At espnW: Women + Sports Summit, chorus of voices makes beautiful song
As we wrap up the 2018 espnW: Women + Sports Summit, I've been thinking a lot about a lunch I had the week before with a woman in her 70s. It was during Sukkot, the Jewish holiday where you celebrate those who have sheltered you and reflect on the metaphorical harvest of the prior year.
The woman was seated across from me, slight, draped in a cashmere cardigan and loose pants, and when it was her turn, said she was most grateful for the harvest of memory. Then she leaned in and told me a story about how as a girl, she'd always wanted to be an opera singer. She was qualified, auditioned and been granted acceptance to a prestigious performing arts university. But there was a problem. Her father preferred quiet in the house, and he couldn't abide her practicing. "So I was put in the position of having to learn to use my voice without making any noise."
The sentence rang like a gong in my chest when I first heard it and I have not stopped thinking about it since.
I thought about it as I watched my W colleagues Julie Foudy and Sarah Spain and Alyssa Roenigk take the stage and command it with voices that boomed, stirred and cracked wise. I thought about it while force of nature Andra Day encouraged us to "go to the places in life or in your heart that are the scariest," before belting out a set that left the entire crowd believing we had the strength to do just that. I thought about it when the Sister Survivors told their stories of sexual abuse and pushing forward in the face of an entire organization and culture that profited from scaring them silent.
Keeping women quiet is an international preoccupation. Such has it always been. The margin of acceptable volume slim. (To say nothing of acceptable "tone.") Throughout the Summit, I thought about how this woman from the Sukkot, not too much older than I am, was denied the blessings of her gifts, her childhood dream, by her own father, simply because he wanted her to hush.
And because of that, I grabbed a microphone.
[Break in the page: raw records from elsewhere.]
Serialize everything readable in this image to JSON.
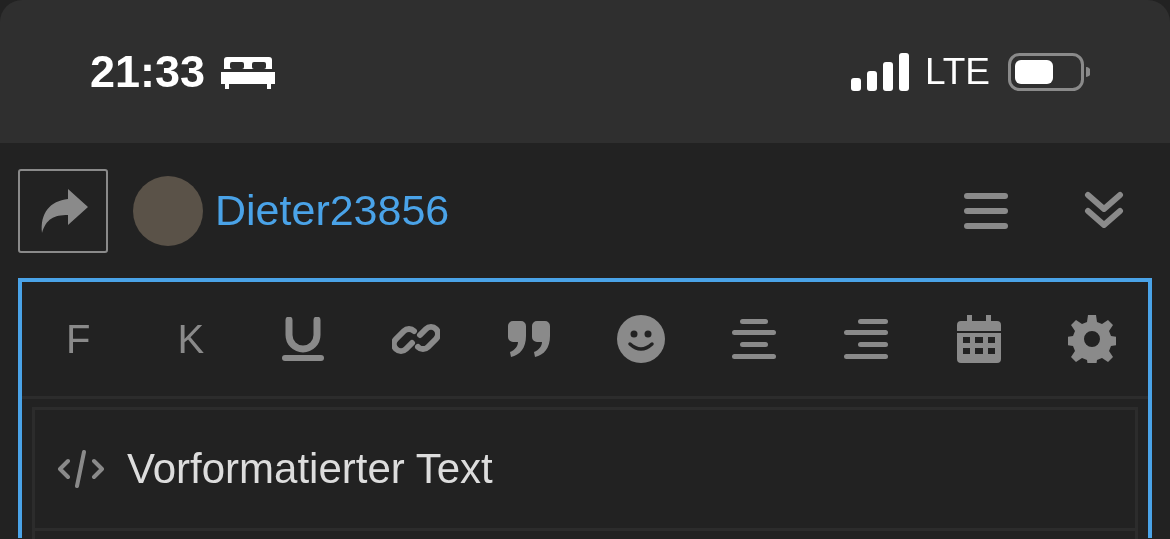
{
  "status_bar": {
    "time": "21:33",
    "network": "LTE"
  },
  "header": {
    "username": "Dieter23856"
  },
  "toolbar": {
    "text_buttons": [
      {
        "label": "F"
      },
      {
        "label": "K"
      }
    ]
  },
  "menu": {
    "items": [
      {
        "label": "Vorformatierter Text"
      }
    ]
  }
}
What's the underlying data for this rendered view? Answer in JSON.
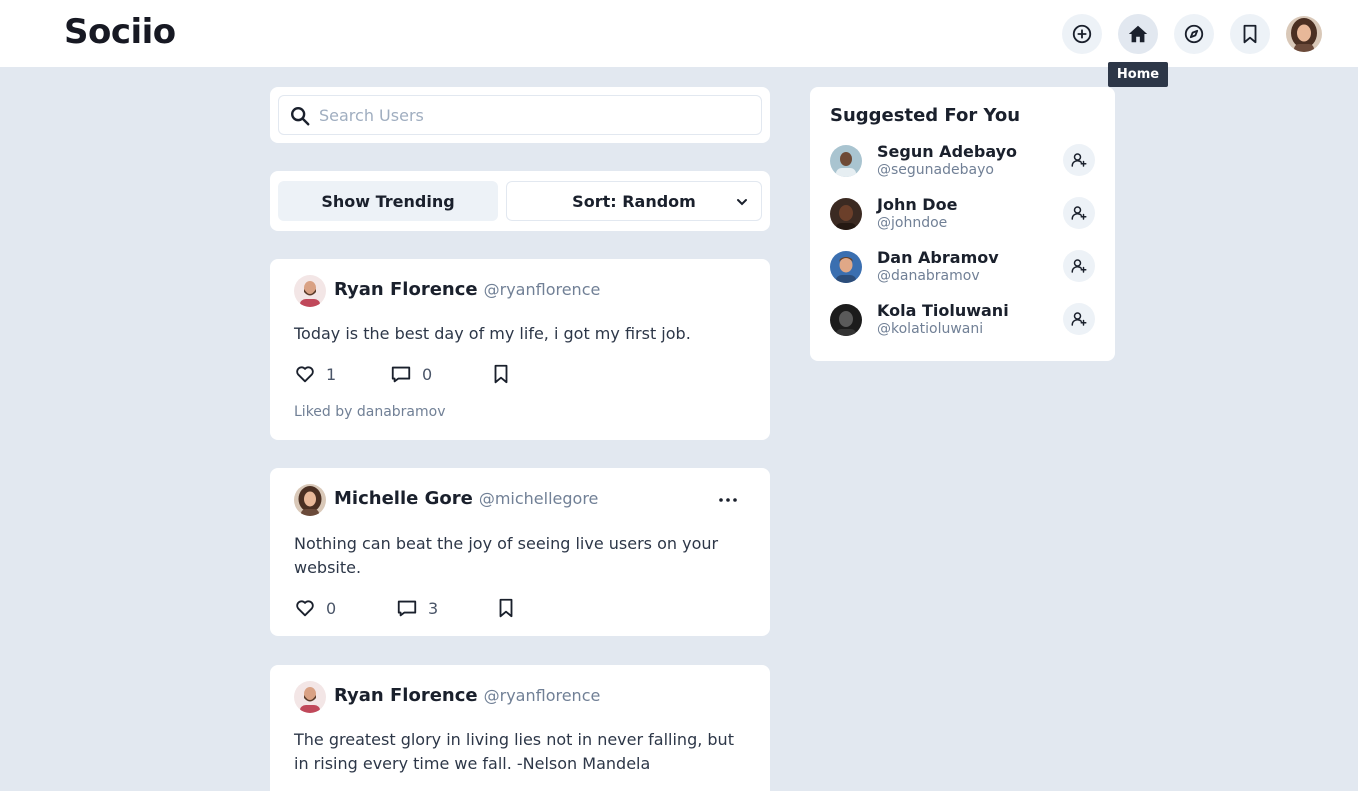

And after I said my piece, I passed it to another woman, who spoke and passed it to another woman after her. And so it went. Three days, woman after woman telling her story, on stage and off, reflecting on our harvest, encircled by a swell of purpose. We had come together to shelter each other, to use our voices. And all of us, every last one of us, made noise.